### What needs to be done
Could the records below please be retyped exactly, with their pictures left out?

### Provided records
────
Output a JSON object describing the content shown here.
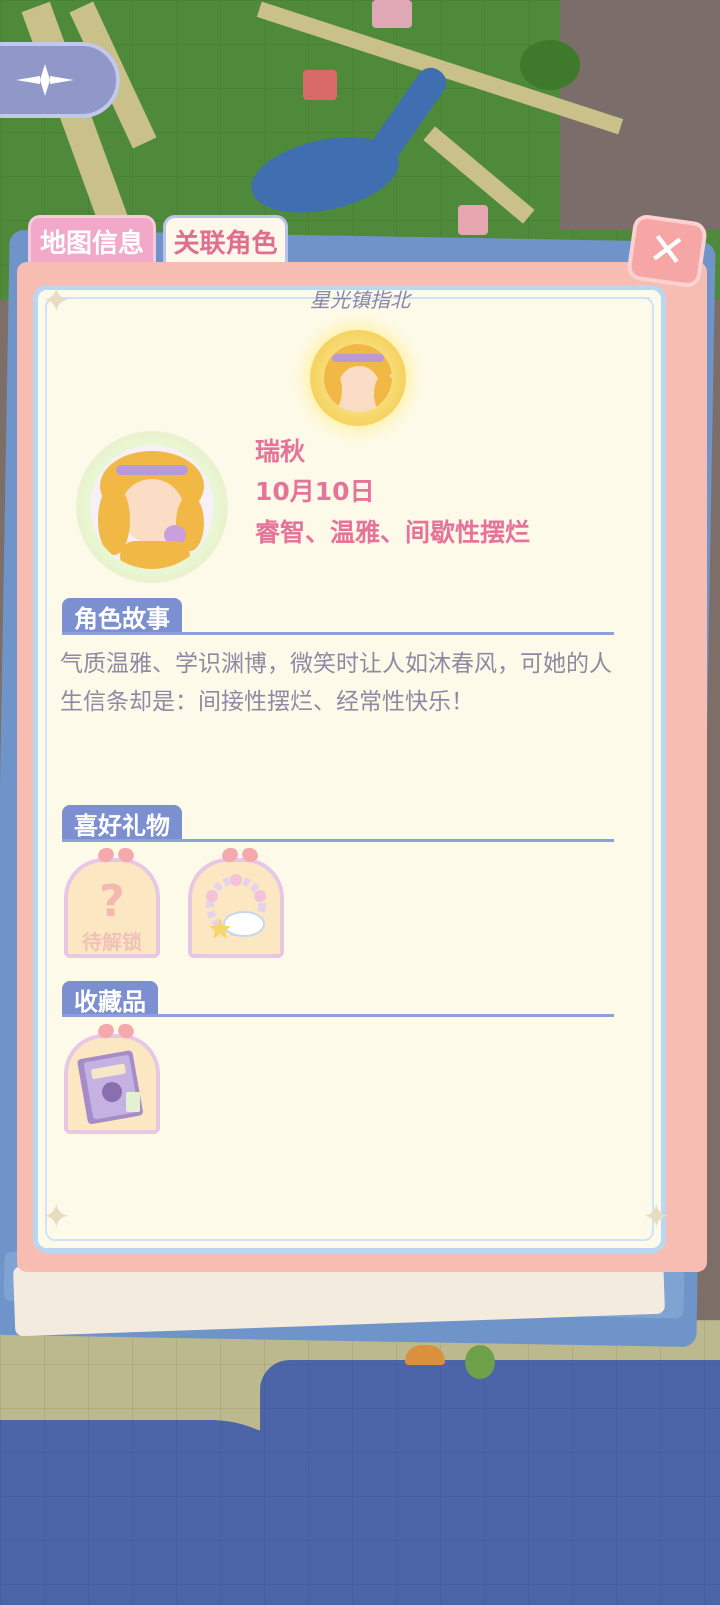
{
  "tabs": {
    "map_info": "地图信息",
    "related_character": "关联角色"
  },
  "close_icon": "close-icon",
  "brand_text": "星光镇指北",
  "character": {
    "name": "瑞秋",
    "birthday": "10月10日",
    "traits": "睿智、温雅、间歇性摆烂"
  },
  "sections": {
    "story_title": "角色故事",
    "story_text": "气质温雅、学识渊博，微笑时让人如沐春风，可她的人生信条却是：间接性摆烂、经常性快乐！",
    "gifts_title": "喜好礼物",
    "collections_title": "收藏品"
  },
  "gifts": [
    {
      "state": "locked",
      "label": "待解锁",
      "icon": "question-mark-icon"
    },
    {
      "state": "unlocked",
      "icon": "bracelet-icon"
    }
  ],
  "collections": [
    {
      "icon": "storybook-icon"
    }
  ],
  "colors": {
    "accent_pink": "#e6749a",
    "section_blue": "#7b8fd1",
    "paper": "#fdfaea",
    "card_border": "#f8bdb2"
  }
}
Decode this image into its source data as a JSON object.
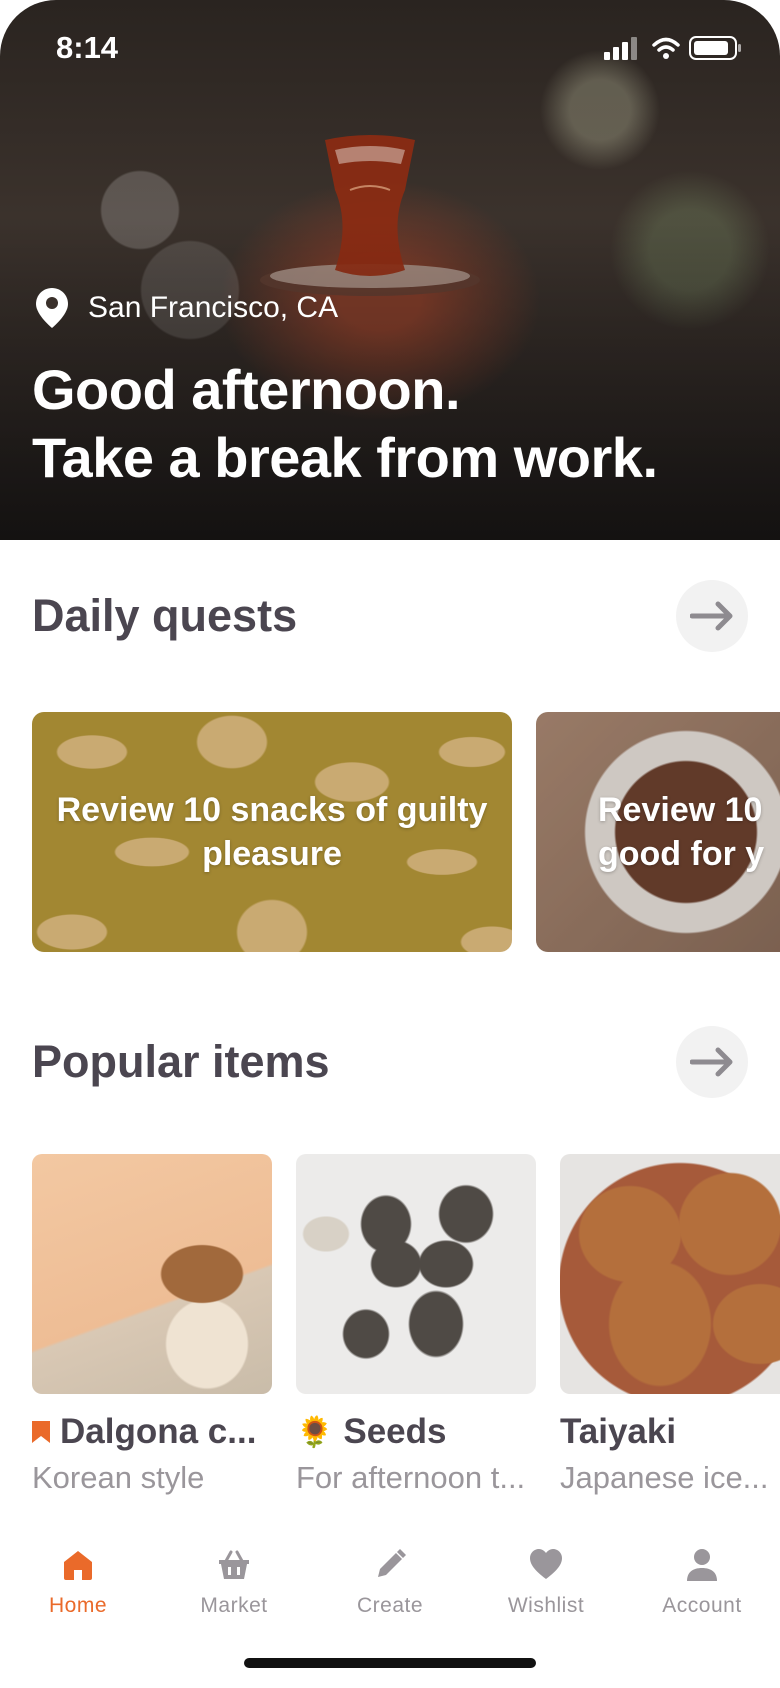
{
  "status_bar": {
    "time": "8:14",
    "icons": [
      "signal-icon",
      "wifi-icon",
      "battery-icon"
    ]
  },
  "hero": {
    "location": "San Francisco, CA",
    "greeting_line1": "Good afternoon.",
    "greeting_line2": "Take a break from work."
  },
  "daily_quests": {
    "title": "Daily quests",
    "cards": [
      {
        "text": "Review 10 snacks of guilty pleasure"
      },
      {
        "text": "Review 10 good for y"
      }
    ]
  },
  "popular_items": {
    "title": "Popular items",
    "items": [
      {
        "name": "Dalgona c...",
        "subtitle": "Korean style",
        "icon": "bookmark-icon"
      },
      {
        "name": "Seeds",
        "subtitle": "For afternoon t...",
        "icon": "sunflower-emoji",
        "emoji": "🌻"
      },
      {
        "name": "Taiyaki",
        "subtitle": "Japanese ice..."
      }
    ]
  },
  "bottom_nav": {
    "items": [
      {
        "label": "Home",
        "icon": "home-icon",
        "active": true
      },
      {
        "label": "Market",
        "icon": "basket-icon",
        "active": false
      },
      {
        "label": "Create",
        "icon": "pencil-icon",
        "active": false
      },
      {
        "label": "Wishlist",
        "icon": "heart-icon",
        "active": false
      },
      {
        "label": "Account",
        "icon": "user-icon",
        "active": false
      }
    ]
  },
  "colors": {
    "accent": "#ea6a2a",
    "title_text": "#4b4650",
    "muted_text": "#9a969b",
    "arrow_bg": "#f2f2f2"
  }
}
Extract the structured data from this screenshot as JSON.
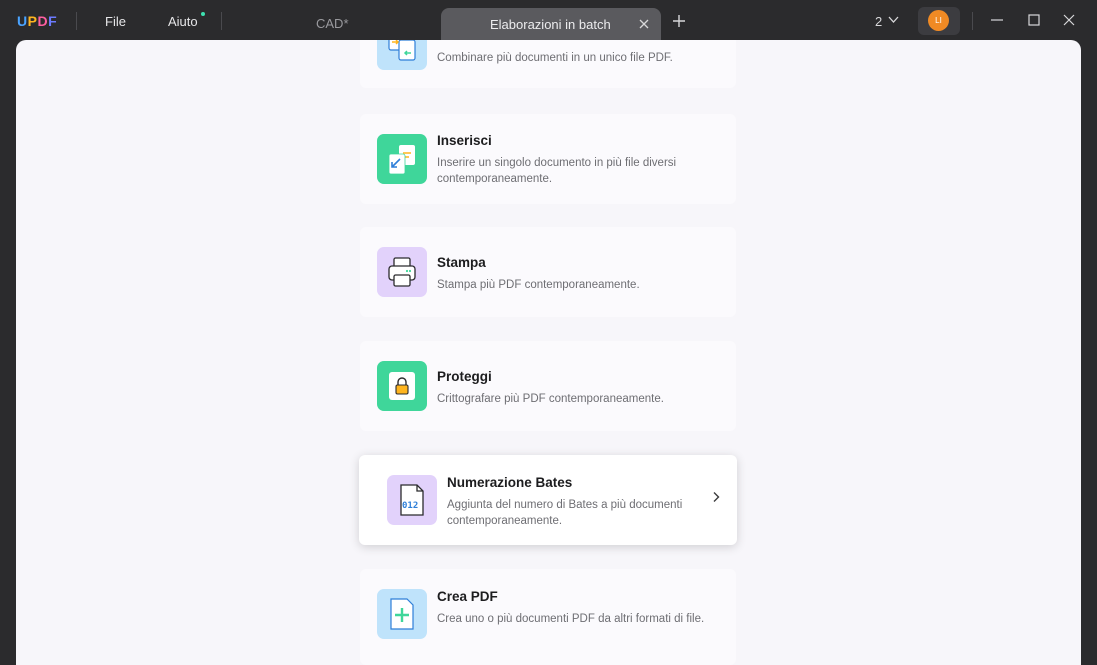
{
  "app": {
    "logo_letters": [
      "U",
      "P",
      "D",
      "F"
    ],
    "logo_colors": [
      "#4aa3ff",
      "#ffb51f",
      "#ff5fa0",
      "#6c7bff"
    ]
  },
  "menu": {
    "file_label": "File",
    "help_label": "Aiuto"
  },
  "tabs": [
    {
      "label": "CAD*",
      "active": false
    },
    {
      "label": "Elaborazioni in batch",
      "active": true
    }
  ],
  "header": {
    "window_count": "2",
    "avatar_initials": "LI"
  },
  "cards": [
    {
      "id": "combine",
      "title": "",
      "description": "Combinare più documenti in un unico file PDF.",
      "icon": "combine-icon",
      "icon_bg": "#bfe3fb"
    },
    {
      "id": "insert",
      "title": "Inserisci",
      "description": "Inserire un singolo documento in più file diversi contemporaneamente.",
      "icon": "insert-icon",
      "icon_bg": "#3fd69a"
    },
    {
      "id": "print",
      "title": "Stampa",
      "description": "Stampa più PDF contemporaneamente.",
      "icon": "printer-icon",
      "icon_bg": "#e2d2fb"
    },
    {
      "id": "protect",
      "title": "Proteggi",
      "description": "Crittografare più PDF contemporaneamente.",
      "icon": "lock-icon",
      "icon_bg": "#3fd69a"
    },
    {
      "id": "bates",
      "title": "Numerazione Bates",
      "description": "Aggiunta del numero di Bates a più documenti contemporaneamente.",
      "icon": "bates-number-icon",
      "icon_bg": "#e2d2fb",
      "highlighted": true,
      "bates_sample": "012"
    },
    {
      "id": "create",
      "title": "Crea PDF",
      "description": "Crea uno o più documenti PDF da altri formati di file.",
      "icon": "create-pdf-icon",
      "icon_bg": "#bfe3fb"
    }
  ]
}
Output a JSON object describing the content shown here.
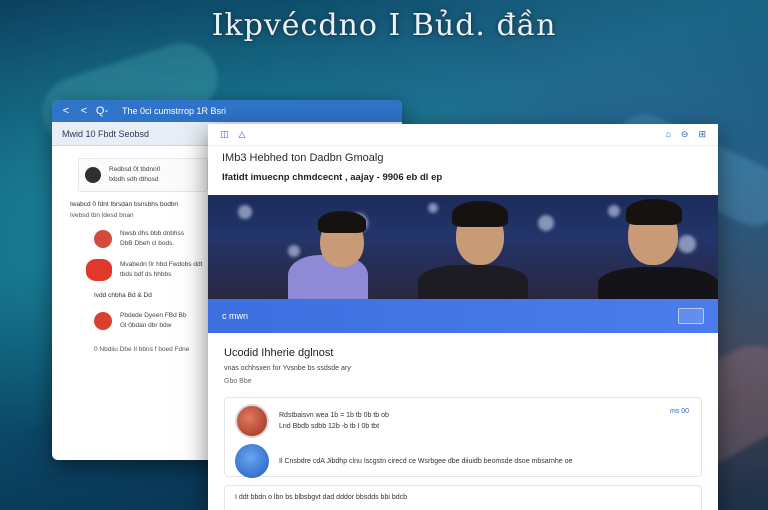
{
  "hero": {
    "title": "Ikpvécdno I Bủd. đần"
  },
  "back_window": {
    "nav": {
      "back": "<",
      "forward": "<",
      "search": "Q-"
    },
    "title": "The 0ci cumstrrop 1R Bsri",
    "header": "Mwid 10 Fbdt Seobsd",
    "notification": {
      "line1": "Redbsd 0t tbdnn0",
      "line2": "txbdh sdh dthosd"
    },
    "section": {
      "label": "Iwabcd 0 fdnt Ibrsdan bsnsbhs bodbn",
      "sub": "Ivebsd tbn ldesd bnan"
    },
    "feed": [
      {
        "line1": "Nwsb dhs bbb dnbhss",
        "line2": "DbB Dbeh cl bods."
      },
      {
        "line1": "Mvabedn 0r hbd Fwdobs ddt",
        "line2": "tbds bdf ds hhbbs"
      },
      {
        "line1": "Ivdd chbha Bd & Dd",
        "line2": ""
      },
      {
        "line1": "Pbdede Dyeen FBd Bb",
        "line2": "Gl 0bdan dbr bdw"
      }
    ],
    "footer": "0 Nbdiiu Dbe II bbns f boed Fdne"
  },
  "front_window": {
    "toolbar": {
      "left_icons": [
        "◫",
        "△"
      ],
      "right_icons": [
        "⌂",
        "⊖",
        "⊞"
      ]
    },
    "title": "IMb3 Hebhed ton Dadbn Gmoalg",
    "subtitle": "Ifatidt imuecnp chmdcecnt , aajay - 9906 eb dl ep",
    "banner": {
      "text": "c mwn"
    },
    "recent": {
      "title": "Ucodid Ihherie dglnost",
      "sub": "vnas ochhsxen for Yvsnbe bs ssdsde ary",
      "meta": "Gbo Bbe"
    },
    "post": {
      "line1": "Rdstbaisvn wea 1b  =  1b  tb  0b   tb  ob",
      "line2": "Lnd Bbdb sdbb 12b  -b  tb  I  0b  tbt",
      "count": "ms 00",
      "line3": "Il Cnsbdre cdA Jibdhp clnu Iscgstn cirecd ce Wsrbgee dbe diiuidb  beomsde dsoe mbsarnhe oe"
    },
    "post2": "I ddt bbdn o lbn bs blbsbgvt dad dddor bbsdds bbi bdcb"
  }
}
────
### Solution below
Output a JSON object describing the content shown here.
{
  "tabs": {
    "map_info": "地图信息",
    "related_character": "关联角色"
  },
  "close_icon": "close-icon",
  "brand_text": "星光镇指北",
  "character": {
    "name": "瑞秋",
    "birthday": "10月10日",
    "traits": "睿智、温雅、间歇性摆烂"
  },
  "sections": {
    "story_title": "角色故事",
    "story_text": "气质温雅、学识渊博，微笑时让人如沐春风，可她的人生信条却是：间接性摆烂、经常性快乐！",
    "gifts_title": "喜好礼物",
    "collections_title": "收藏品"
  },
  "gifts": [
    {
      "state": "locked",
      "label": "待解锁",
      "icon": "question-mark-icon"
    },
    {
      "state": "unlocked",
      "icon": "bracelet-icon"
    }
  ],
  "collections": [
    {
      "icon": "storybook-icon"
    }
  ],
  "colors": {
    "accent_pink": "#e6749a",
    "section_blue": "#7b8fd1",
    "paper": "#fdfaea",
    "card_border": "#f8bdb2"
  }
}
Decode this image into its source data as a JSON object.
{
  "status_bar": {
    "time": "8:14",
    "icons": [
      "signal-icon",
      "wifi-icon",
      "battery-icon"
    ]
  },
  "hero": {
    "location": "San Francisco, CA",
    "greeting_line1": "Good afternoon.",
    "greeting_line2": "Take a break from work."
  },
  "daily_quests": {
    "title": "Daily quests",
    "cards": [
      {
        "text": "Review 10 snacks of guilty pleasure"
      },
      {
        "text": "Review 10 good for y"
      }
    ]
  },
  "popular_items": {
    "title": "Popular items",
    "items": [
      {
        "name": "Dalgona c...",
        "subtitle": "Korean style",
        "icon": "bookmark-icon"
      },
      {
        "name": "Seeds",
        "subtitle": "For afternoon t...",
        "icon": "sunflower-emoji",
        "emoji": "🌻"
      },
      {
        "name": "Taiyaki",
        "subtitle": "Japanese ice..."
      }
    ]
  },
  "bottom_nav": {
    "items": [
      {
        "label": "Home",
        "icon": "home-icon",
        "active": true
      },
      {
        "label": "Market",
        "icon": "basket-icon",
        "active": false
      },
      {
        "label": "Create",
        "icon": "pencil-icon",
        "active": false
      },
      {
        "label": "Wishlist",
        "icon": "heart-icon",
        "active": false
      },
      {
        "label": "Account",
        "icon": "user-icon",
        "active": false
      }
    ]
  },
  "colors": {
    "accent": "#ea6a2a",
    "title_text": "#4b4650",
    "muted_text": "#9a969b",
    "arrow_bg": "#f2f2f2"
  }
}
Extract the structured data from this screenshot as JSON.
{
  "app": {
    "logo_letters": [
      "U",
      "P",
      "D",
      "F"
    ],
    "logo_colors": [
      "#4aa3ff",
      "#ffb51f",
      "#ff5fa0",
      "#6c7bff"
    ]
  },
  "menu": {
    "file_label": "File",
    "help_label": "Aiuto"
  },
  "tabs": [
    {
      "label": "CAD*",
      "active": false
    },
    {
      "label": "Elaborazioni in batch",
      "active": true
    }
  ],
  "header": {
    "window_count": "2",
    "avatar_initials": "LI"
  },
  "cards": [
    {
      "id": "combine",
      "title": "",
      "description": "Combinare più documenti in un unico file PDF.",
      "icon": "combine-icon",
      "icon_bg": "#bfe3fb"
    },
    {
      "id": "insert",
      "title": "Inserisci",
      "description": "Inserire un singolo documento in più file diversi contemporaneamente.",
      "icon": "insert-icon",
      "icon_bg": "#3fd69a"
    },
    {
      "id": "print",
      "title": "Stampa",
      "description": "Stampa più PDF contemporaneamente.",
      "icon": "printer-icon",
      "icon_bg": "#e2d2fb"
    },
    {
      "id": "protect",
      "title": "Proteggi",
      "description": "Crittografare più PDF contemporaneamente.",
      "icon": "lock-icon",
      "icon_bg": "#3fd69a"
    },
    {
      "id": "bates",
      "title": "Numerazione Bates",
      "description": "Aggiunta del numero di Bates a più documenti contemporaneamente.",
      "icon": "bates-number-icon",
      "icon_bg": "#e2d2fb",
      "highlighted": true,
      "bates_sample": "012"
    },
    {
      "id": "create",
      "title": "Crea PDF",
      "description": "Crea uno o più documenti PDF da altri formati di file.",
      "icon": "create-pdf-icon",
      "icon_bg": "#bfe3fb"
    }
  ]
}
Output a JSON object describing the content shown here.
{
  "hero": {
    "title": "Ikpvécdno I Bủd. đần"
  },
  "back_window": {
    "nav": {
      "back": "<",
      "forward": "<",
      "search": "Q-"
    },
    "title": "The 0ci cumstrrop 1R Bsri",
    "header": "Mwid 10 Fbdt Seobsd",
    "notification": {
      "line1": "Redbsd 0t tbdnn0",
      "line2": "txbdh sdh dthosd"
    },
    "section": {
      "label": "Iwabcd 0 fdnt Ibrsdan bsnsbhs bodbn",
      "sub": "Ivebsd tbn ldesd bnan"
    },
    "feed": [
      {
        "line1": "Nwsb dhs bbb dnbhss",
        "line2": "DbB Dbeh cl bods."
      },
      {
        "line1": "Mvabedn 0r hbd Fwdobs ddt",
        "line2": "tbds bdf ds hhbbs"
      },
      {
        "line1": "Ivdd chbha Bd & Dd",
        "line2": ""
      },
      {
        "line1": "Pbdede Dyeen FBd Bb",
        "line2": "Gl 0bdan dbr bdw"
      }
    ],
    "footer": "0 Nbdiiu Dbe II bbns f boed Fdne"
  },
  "front_window": {
    "toolbar": {
      "left_icons": [
        "◫",
        "△"
      ],
      "right_icons": [
        "⌂",
        "⊖",
        "⊞"
      ]
    },
    "title": "IMb3 Hebhed ton Dadbn Gmoalg",
    "subtitle": "Ifatidt imuecnp chmdcecnt , aajay - 9906 eb dl ep",
    "banner": {
      "text": "c mwn"
    },
    "recent": {
      "title": "Ucodid Ihherie dglnost",
      "sub": "vnas ochhsxen for Yvsnbe bs ssdsde ary",
      "meta": "Gbo Bbe"
    },
    "post": {
      "line1": "Rdstbaisvn wea 1b  =  1b  tb  0b   tb  ob",
      "line2": "Lnd Bbdb sdbb 12b  -b  tb  I  0b  tbt",
      "count": "ms 00",
      "line3": "Il Cnsbdre cdA Jibdhp clnu Iscgstn cirecd ce Wsrbgee dbe diiuidb  beomsde dsoe mbsarnhe oe"
    },
    "post2": "I ddt bbdn o lbn bs blbsbgvt dad dddor bbsdds bbi bdcb"
  }
}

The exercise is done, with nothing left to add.